About this exercise: Wherever a line in the records contains the word "title", return that line.
--
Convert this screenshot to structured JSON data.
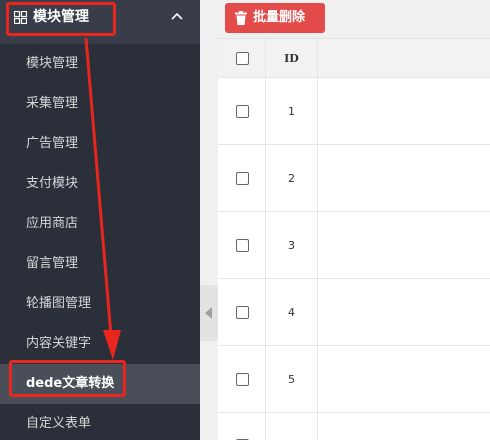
{
  "sidebar": {
    "header_label": "模块管理",
    "header_icon": "grid-icon",
    "items": [
      {
        "label": "模块管理"
      },
      {
        "label": "采集管理"
      },
      {
        "label": "广告管理"
      },
      {
        "label": "支付模块"
      },
      {
        "label": "应用商店"
      },
      {
        "label": "留言管理"
      },
      {
        "label": "轮播图管理"
      },
      {
        "label": "内容关键字"
      },
      {
        "label": "dede文章转换",
        "active": true
      },
      {
        "label": "自定义表单"
      }
    ]
  },
  "toolbar": {
    "delete_label": "批量删除",
    "delete_icon": "trash-icon"
  },
  "table": {
    "columns": [
      "",
      "ID"
    ],
    "rows": [
      "1",
      "2",
      "3",
      "4",
      "5"
    ]
  },
  "colors": {
    "sidebar_bg": "#393d49",
    "submenu_bg": "#2b2f3a",
    "active_bg": "#4a4e58",
    "danger": "#e34b4b",
    "annotation": "#e8261e"
  }
}
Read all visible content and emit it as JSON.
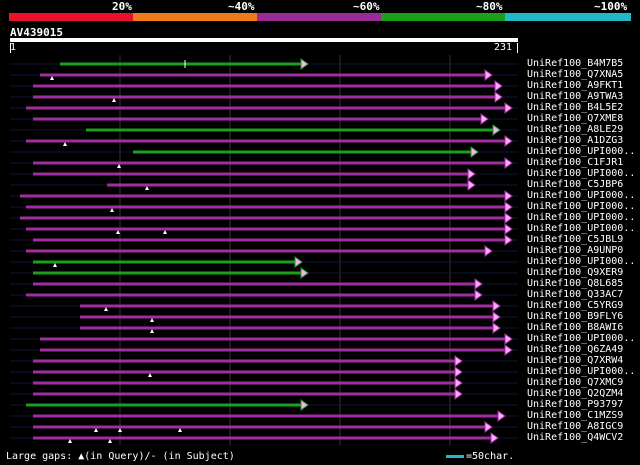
{
  "legend": {
    "labels": [
      "20%",
      "~40%",
      "~60%",
      "~80%",
      "~100%"
    ],
    "colors": [
      "#e8102a",
      "#ee7a1a",
      "#9a2a9a",
      "#1aa01a",
      "#22b8c8"
    ]
  },
  "query": {
    "name": "AV439015",
    "start": "1",
    "end": "231"
  },
  "hits": [
    {
      "name": "UniRef100_B4M7B5",
      "color": "green"
    },
    {
      "name": "UniRef100_Q7XNA5",
      "color": "purple"
    },
    {
      "name": "UniRef100_A9FKT1",
      "color": "purple"
    },
    {
      "name": "UniRef100_A9TWA3",
      "color": "purple"
    },
    {
      "name": "UniRef100_B4L5E2",
      "color": "purple"
    },
    {
      "name": "UniRef100_Q7XME8",
      "color": "purple"
    },
    {
      "name": "UniRef100_A8LE29",
      "color": "green"
    },
    {
      "name": "UniRef100_A1DZG3",
      "color": "purple"
    },
    {
      "name": "UniRef100_UPI000..",
      "color": "green"
    },
    {
      "name": "UniRef100_C1FJR1",
      "color": "purple"
    },
    {
      "name": "UniRef100_UPI000..",
      "color": "purple"
    },
    {
      "name": "UniRef100_C5JBP6",
      "color": "purple"
    },
    {
      "name": "UniRef100_UPI000..",
      "color": "purple"
    },
    {
      "name": "UniRef100_UPI000..",
      "color": "purple"
    },
    {
      "name": "UniRef100_UPI000..",
      "color": "purple"
    },
    {
      "name": "UniRef100_UPI000..",
      "color": "purple"
    },
    {
      "name": "UniRef100_C5JBL9",
      "color": "purple"
    },
    {
      "name": "UniRef100_A9UNP0",
      "color": "purple"
    },
    {
      "name": "UniRef100_UPI000..",
      "color": "green"
    },
    {
      "name": "UniRef100_Q9XER9",
      "color": "green"
    },
    {
      "name": "UniRef100_Q8L685",
      "color": "purple"
    },
    {
      "name": "UniRef100_Q33AC7",
      "color": "purple"
    },
    {
      "name": "UniRef100_C5YRG9",
      "color": "purple"
    },
    {
      "name": "UniRef100_B9FLY6",
      "color": "purple"
    },
    {
      "name": "UniRef100_B8AWI6",
      "color": "purple"
    },
    {
      "name": "UniRef100_UPI000..",
      "color": "purple"
    },
    {
      "name": "UniRef100_Q6ZA49",
      "color": "purple"
    },
    {
      "name": "UniRef100_Q7XRW4",
      "color": "purple"
    },
    {
      "name": "UniRef100_UPI000..",
      "color": "purple"
    },
    {
      "name": "UniRef100_Q7XMC9",
      "color": "purple"
    },
    {
      "name": "UniRef100_Q2QZM4",
      "color": "purple"
    },
    {
      "name": "UniRef100_P93797",
      "color": "green"
    },
    {
      "name": "UniRef100_C1MZS9",
      "color": "purple"
    },
    {
      "name": "UniRef100_A8IGC9",
      "color": "purple"
    },
    {
      "name": "UniRef100_Q4WCV2",
      "color": "purple"
    }
  ],
  "footer": {
    "gaps_text": "Large gaps: ▲(in Query)/- (in Subject)",
    "scale_text": "=50char."
  }
}
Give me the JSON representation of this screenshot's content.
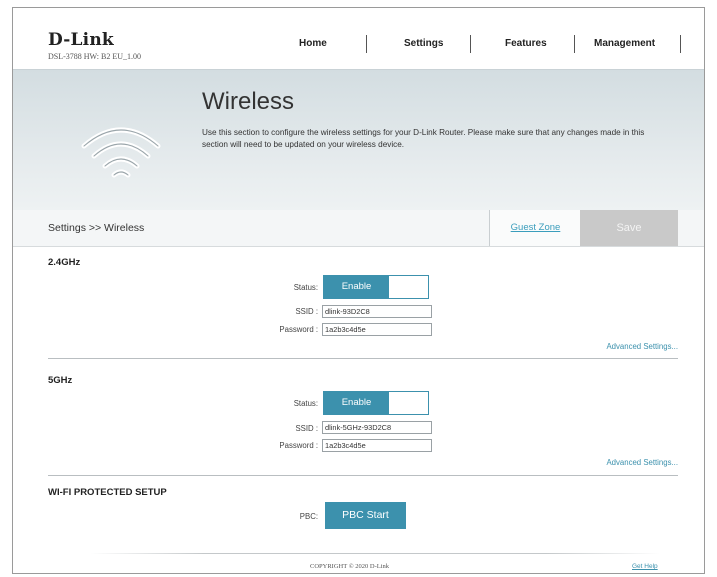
{
  "brand": {
    "logo": "D-Link",
    "model": "DSL-3788  HW: B2  EU_1.00"
  },
  "nav": {
    "items": [
      "Home",
      "Settings",
      "Features",
      "Management"
    ]
  },
  "hero": {
    "title": "Wireless",
    "description": "Use this section to configure the wireless settings for your D-Link Router. Please make sure that any changes made in this section will need to be updated on your wireless device.",
    "icon": "wifi-icon"
  },
  "breadcrumb": "Settings >> Wireless",
  "tabs": {
    "guest_zone": "Guest Zone",
    "save": "Save"
  },
  "band24": {
    "title": "2.4GHz",
    "status_label": "Status:",
    "status_value": "Enable",
    "ssid_label": "SSID :",
    "ssid_value": "dlink-93D2C8",
    "password_label": "Password :",
    "password_value": "1a2b3c4d5e",
    "advanced": "Advanced Settings..."
  },
  "band5": {
    "title": "5GHz",
    "status_label": "Status:",
    "status_value": "Enable",
    "ssid_label": "SSID :",
    "ssid_value": "dlink-5GHz-93D2C8",
    "password_label": "Password :",
    "password_value": "1a2b3c4d5e",
    "advanced": "Advanced Settings..."
  },
  "wps": {
    "title": "WI-FI PROTECTED SETUP",
    "pbc_label": "PBC:",
    "pbc_button": "PBC Start"
  },
  "footer": {
    "copyright": "COPYRIGHT © 2020 D-Link",
    "help": "Get Help"
  },
  "colors": {
    "accent": "#3c91ad",
    "save_disabled": "#c9c9c9"
  }
}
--
Result of the exercise:
    "title": "Wireless",
    "title": "2.4GHz",
    "title": "5GHz",
    "title": "WI-FI PROTECTED SETUP",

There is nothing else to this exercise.